Task:
Omit any picture, and return the remaining data exactly as written.
*** Begin section ***
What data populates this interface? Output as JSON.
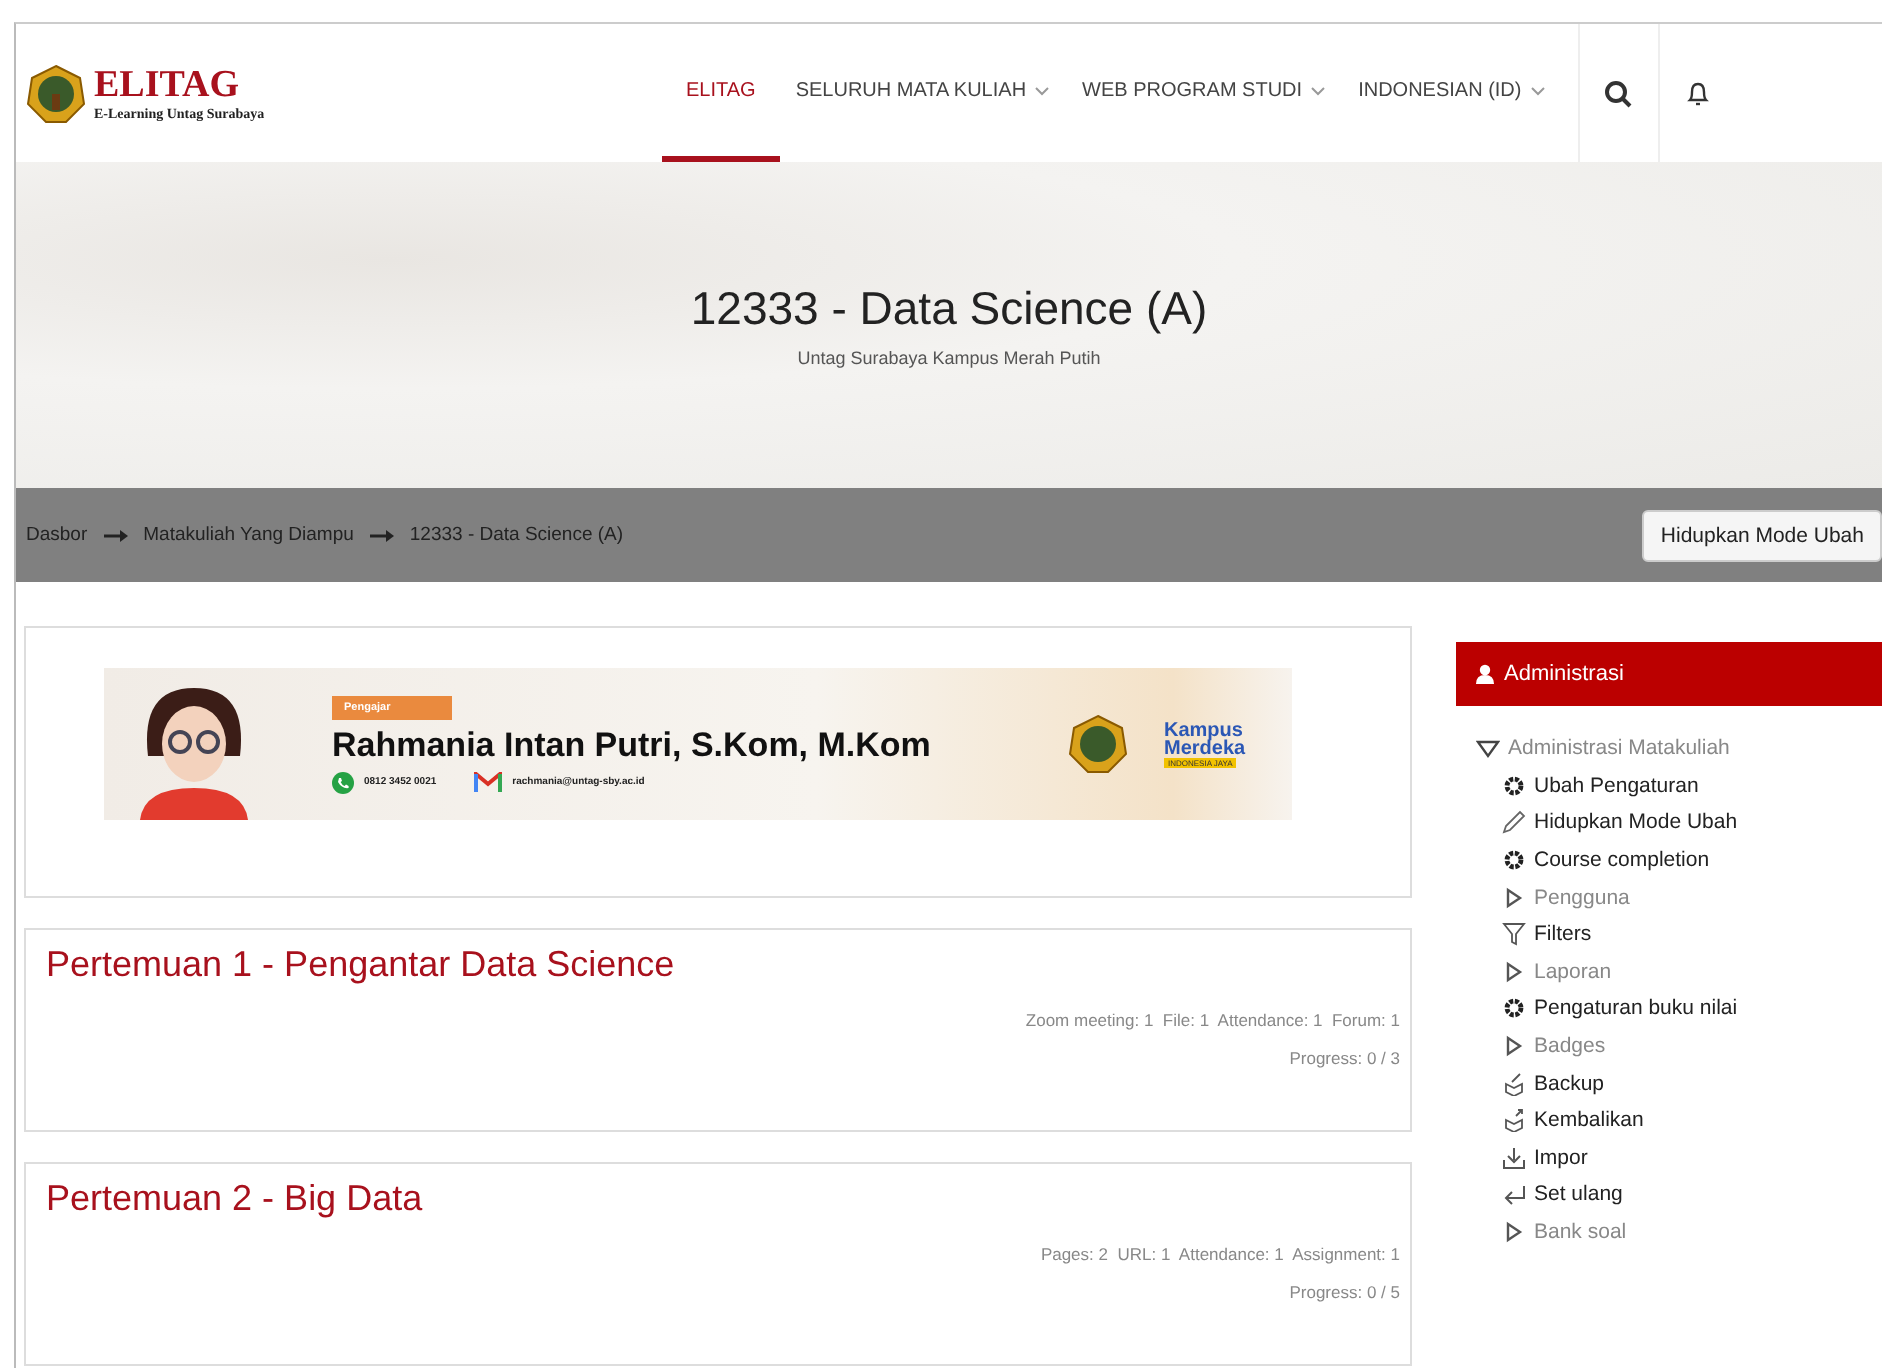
{
  "header": {
    "logo": {
      "title": "ELITAG",
      "subtitle": "E-Learning Untag Surabaya"
    },
    "nav": [
      {
        "label": "ELITAG",
        "selected": true,
        "has_menu": false
      },
      {
        "label": "SELURUH MATA KULIAH",
        "selected": false,
        "has_menu": true
      },
      {
        "label": "WEB PROGRAM STUDI",
        "selected": false,
        "has_menu": true
      },
      {
        "label": "INDONESIAN (ID)",
        "selected": false,
        "has_menu": true
      }
    ]
  },
  "hero": {
    "title": "12333 - Data Science (A)",
    "subtitle": "Untag Surabaya Kampus Merah Putih"
  },
  "breadcrumb": {
    "items": [
      "Dasbor",
      "Matakuliah Yang Diampu",
      "12333 - Data Science (A)"
    ],
    "button": "Hidupkan Mode Ubah"
  },
  "banner": {
    "role": "Pengajar",
    "name": "Rahmania Intan Putri, S.Kom, M.Kom",
    "phone": "0812 3452 0021",
    "email": "rachmania@untag-sby.ac.id",
    "brand": [
      "Kampus",
      "Merdeka",
      "INDONESIA JAYA"
    ]
  },
  "sections": [
    {
      "title": "Pertemuan 1 - Pengantar Data Science",
      "activities": "Zoom meeting: 1  File: 1  Attendance: 1  Forum: 1",
      "progress": "Progress: 0 / 3"
    },
    {
      "title": "Pertemuan 2 - Big Data",
      "activities": "Pages: 2  URL: 1  Attendance: 1  Assignment: 1",
      "progress": "Progress: 0 / 5"
    }
  ],
  "admin": {
    "title": "Administrasi",
    "tree": [
      {
        "label": "Administrasi Matakuliah",
        "expanded": true,
        "children": [
          {
            "label": "Ubah Pengaturan",
            "kind": "gear"
          },
          {
            "label": "Hidupkan Mode Ubah",
            "kind": "pencil"
          },
          {
            "label": "Course completion",
            "kind": "gear"
          },
          {
            "label": "Pengguna",
            "kind": "branch"
          },
          {
            "label": "Filters",
            "kind": "filter"
          },
          {
            "label": "Laporan",
            "kind": "branch"
          },
          {
            "label": "Pengaturan buku nilai",
            "kind": "gear"
          },
          {
            "label": "Badges",
            "kind": "branch"
          },
          {
            "label": "Backup",
            "kind": "backup"
          },
          {
            "label": "Kembalikan",
            "kind": "restore"
          },
          {
            "label": "Impor",
            "kind": "import"
          },
          {
            "label": "Set ulang",
            "kind": "reset"
          },
          {
            "label": "Bank soal",
            "kind": "branch"
          }
        ]
      }
    ]
  }
}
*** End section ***
Solution to this task:
What data populates this interface? Output as JSON.
{
  "header": {
    "logo": {
      "title": "ELITAG",
      "subtitle": "E-Learning Untag Surabaya"
    },
    "nav": [
      {
        "label": "ELITAG",
        "selected": true,
        "has_menu": false
      },
      {
        "label": "SELURUH MATA KULIAH",
        "selected": false,
        "has_menu": true
      },
      {
        "label": "WEB PROGRAM STUDI",
        "selected": false,
        "has_menu": true
      },
      {
        "label": "INDONESIAN (ID)",
        "selected": false,
        "has_menu": true
      }
    ]
  },
  "hero": {
    "title": "12333 - Data Science (A)",
    "subtitle": "Untag Surabaya Kampus Merah Putih"
  },
  "breadcrumb": {
    "items": [
      "Dasbor",
      "Matakuliah Yang Diampu",
      "12333 - Data Science (A)"
    ],
    "button": "Hidupkan Mode Ubah"
  },
  "banner": {
    "role": "Pengajar",
    "name": "Rahmania Intan Putri, S.Kom, M.Kom",
    "phone": "0812 3452 0021",
    "email": "rachmania@untag-sby.ac.id",
    "brand": [
      "Kampus",
      "Merdeka",
      "INDONESIA JAYA"
    ]
  },
  "sections": [
    {
      "title": "Pertemuan 1 - Pengantar Data Science",
      "activities": "Zoom meeting: 1  File: 1  Attendance: 1  Forum: 1",
      "progress": "Progress: 0 / 3"
    },
    {
      "title": "Pertemuan 2 - Big Data",
      "activities": "Pages: 2  URL: 1  Attendance: 1  Assignment: 1",
      "progress": "Progress: 0 / 5"
    }
  ],
  "admin": {
    "title": "Administrasi",
    "tree": [
      {
        "label": "Administrasi Matakuliah",
        "expanded": true,
        "children": [
          {
            "label": "Ubah Pengaturan",
            "kind": "gear"
          },
          {
            "label": "Hidupkan Mode Ubah",
            "kind": "pencil"
          },
          {
            "label": "Course completion",
            "kind": "gear"
          },
          {
            "label": "Pengguna",
            "kind": "branch"
          },
          {
            "label": "Filters",
            "kind": "filter"
          },
          {
            "label": "Laporan",
            "kind": "branch"
          },
          {
            "label": "Pengaturan buku nilai",
            "kind": "gear"
          },
          {
            "label": "Badges",
            "kind": "branch"
          },
          {
            "label": "Backup",
            "kind": "backup"
          },
          {
            "label": "Kembalikan",
            "kind": "restore"
          },
          {
            "label": "Impor",
            "kind": "import"
          },
          {
            "label": "Set ulang",
            "kind": "reset"
          },
          {
            "label": "Bank soal",
            "kind": "branch"
          }
        ]
      }
    ]
  }
}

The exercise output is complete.